But then comes Mu2e to further confuse the situation. It too contains a Greek letter – mu, which stands for muon – yet this time it’s spelled out and Romanized. Perhaps it’s because μ’s shape is agonizingly close to that of the Latin u, and most people can’t be bothered to tell the difference. So to prevent people from saying “You 2 e” and mistaking a sophisticated physics experiment for an outtake of Purple Rain, we may as well spell it out.

Also inconsistent is NuMI – there’s that dastardly nu again, this time also Romanized – but I suppose those folks have the same reasoning as with Mu2e. They probably don’t want people calling it “VEE EM EYE” or, worse, “vmee.”

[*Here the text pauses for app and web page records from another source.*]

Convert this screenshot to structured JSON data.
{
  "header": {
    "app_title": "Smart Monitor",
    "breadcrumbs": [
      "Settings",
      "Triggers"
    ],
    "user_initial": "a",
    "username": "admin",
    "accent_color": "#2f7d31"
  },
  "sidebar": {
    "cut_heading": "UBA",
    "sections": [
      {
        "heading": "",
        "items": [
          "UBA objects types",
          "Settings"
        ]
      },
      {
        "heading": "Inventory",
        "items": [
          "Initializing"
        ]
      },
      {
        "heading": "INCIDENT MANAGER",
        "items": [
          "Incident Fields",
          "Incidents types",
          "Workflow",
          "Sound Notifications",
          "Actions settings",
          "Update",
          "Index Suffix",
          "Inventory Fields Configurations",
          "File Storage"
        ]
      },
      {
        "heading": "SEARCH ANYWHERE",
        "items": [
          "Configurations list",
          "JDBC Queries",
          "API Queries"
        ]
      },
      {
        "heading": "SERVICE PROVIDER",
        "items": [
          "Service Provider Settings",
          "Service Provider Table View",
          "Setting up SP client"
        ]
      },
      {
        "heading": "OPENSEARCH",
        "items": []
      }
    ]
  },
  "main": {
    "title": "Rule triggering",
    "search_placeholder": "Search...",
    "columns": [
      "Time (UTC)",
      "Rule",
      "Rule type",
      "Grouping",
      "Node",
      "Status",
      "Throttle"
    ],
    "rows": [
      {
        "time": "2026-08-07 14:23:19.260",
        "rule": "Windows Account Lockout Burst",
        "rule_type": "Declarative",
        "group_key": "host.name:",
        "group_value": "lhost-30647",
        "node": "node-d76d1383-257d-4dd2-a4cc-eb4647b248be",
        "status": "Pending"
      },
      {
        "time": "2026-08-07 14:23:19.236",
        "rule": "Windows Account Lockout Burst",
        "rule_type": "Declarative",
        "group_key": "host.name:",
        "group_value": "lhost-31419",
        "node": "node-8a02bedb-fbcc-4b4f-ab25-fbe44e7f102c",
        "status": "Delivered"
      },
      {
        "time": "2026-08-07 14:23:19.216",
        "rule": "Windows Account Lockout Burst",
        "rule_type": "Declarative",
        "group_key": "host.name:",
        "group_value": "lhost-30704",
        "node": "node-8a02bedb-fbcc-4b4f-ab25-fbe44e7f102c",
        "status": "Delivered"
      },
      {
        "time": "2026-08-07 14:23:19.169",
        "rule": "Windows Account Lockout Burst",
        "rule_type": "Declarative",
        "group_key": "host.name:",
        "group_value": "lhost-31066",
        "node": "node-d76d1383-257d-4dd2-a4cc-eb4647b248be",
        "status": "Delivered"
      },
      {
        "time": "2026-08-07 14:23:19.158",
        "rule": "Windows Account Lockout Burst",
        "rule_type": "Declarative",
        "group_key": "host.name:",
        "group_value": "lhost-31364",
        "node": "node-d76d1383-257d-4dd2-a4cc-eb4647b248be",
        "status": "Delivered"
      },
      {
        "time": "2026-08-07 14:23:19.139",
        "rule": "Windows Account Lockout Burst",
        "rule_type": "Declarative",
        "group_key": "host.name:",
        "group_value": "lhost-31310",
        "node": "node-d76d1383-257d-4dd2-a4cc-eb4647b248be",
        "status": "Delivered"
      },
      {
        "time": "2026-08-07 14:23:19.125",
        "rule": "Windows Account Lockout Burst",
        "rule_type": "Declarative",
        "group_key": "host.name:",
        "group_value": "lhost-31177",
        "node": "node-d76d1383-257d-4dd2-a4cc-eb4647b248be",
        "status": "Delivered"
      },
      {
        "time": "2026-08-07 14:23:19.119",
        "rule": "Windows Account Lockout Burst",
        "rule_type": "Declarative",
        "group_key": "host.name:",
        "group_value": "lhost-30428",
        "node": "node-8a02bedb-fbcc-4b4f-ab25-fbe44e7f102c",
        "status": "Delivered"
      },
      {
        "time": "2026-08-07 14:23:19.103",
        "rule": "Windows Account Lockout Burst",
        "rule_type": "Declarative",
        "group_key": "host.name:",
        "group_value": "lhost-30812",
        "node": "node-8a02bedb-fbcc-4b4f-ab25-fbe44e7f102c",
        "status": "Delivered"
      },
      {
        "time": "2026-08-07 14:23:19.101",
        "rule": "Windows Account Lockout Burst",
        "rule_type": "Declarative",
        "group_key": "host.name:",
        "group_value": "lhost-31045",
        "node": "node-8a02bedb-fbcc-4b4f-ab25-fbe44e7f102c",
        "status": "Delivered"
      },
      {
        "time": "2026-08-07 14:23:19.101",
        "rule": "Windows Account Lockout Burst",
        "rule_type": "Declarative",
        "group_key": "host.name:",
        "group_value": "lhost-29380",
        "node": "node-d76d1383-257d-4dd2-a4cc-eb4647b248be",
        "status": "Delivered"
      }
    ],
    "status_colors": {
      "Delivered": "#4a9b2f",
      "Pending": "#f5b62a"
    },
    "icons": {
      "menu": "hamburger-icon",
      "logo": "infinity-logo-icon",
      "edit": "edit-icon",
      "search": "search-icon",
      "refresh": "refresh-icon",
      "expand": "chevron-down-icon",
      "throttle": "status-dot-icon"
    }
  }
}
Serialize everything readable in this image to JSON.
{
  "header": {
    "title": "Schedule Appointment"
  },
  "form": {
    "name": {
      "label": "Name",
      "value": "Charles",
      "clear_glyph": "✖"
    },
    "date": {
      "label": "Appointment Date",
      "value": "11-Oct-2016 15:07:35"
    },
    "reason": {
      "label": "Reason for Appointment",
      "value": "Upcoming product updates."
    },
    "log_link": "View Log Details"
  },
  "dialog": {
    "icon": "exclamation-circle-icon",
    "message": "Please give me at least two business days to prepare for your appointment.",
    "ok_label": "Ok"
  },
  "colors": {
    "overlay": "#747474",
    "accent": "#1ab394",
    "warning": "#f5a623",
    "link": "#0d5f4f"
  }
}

Keep in mind that all these names stand for something. Mu2e stands for “muon to electron,” which is simple enough. MicroBooNE stands for “Booster Neutrino Experiment, Micro-scale.” Contrast that with MiniBooNE, which officially stands for “Booster Neutrino Experiment, Petite Size.” When did “petite” join the metric scale? NOvA is also uncanny, standing for “NuMI Off-axis Electron Neutrino Appearance.” That’s right, an acronym containing another acronym. A meta-acronym. Crazy stuff.

If you’re still sent on a dizzying spiral regarding the proverbial alphabet soup of acronyms, it’s better than it used to be. Experiments used to be named in a simple E- three digit number format. Imagine carrying on a conversation – “E-345 isn’t happy with E-296’s reluctance to read the papers coming out of E-103.” At least we’ve a little creativity now.

To keep up with all of these names, here are a few rules:

– Pronounce the name in the simplest way possible, with the fewest syllables. So yes, the last E in MicroBooNE and MiniBooNE is silent, despite its capitalization.
– If it looks like a mathematical symbol, it probably is.
– You see a nu, you know what to do.
– Almost every experiment name out there is an acronym. If you want to know what they stand for, it’s a fun game to try to guess before Googling it.

Now you are armed to tackle just about any experiment name we at Fermilab can throw at you. For other labs, you’re on your own. Good luck and keep watching the “nus.”

Joseph Piergrossi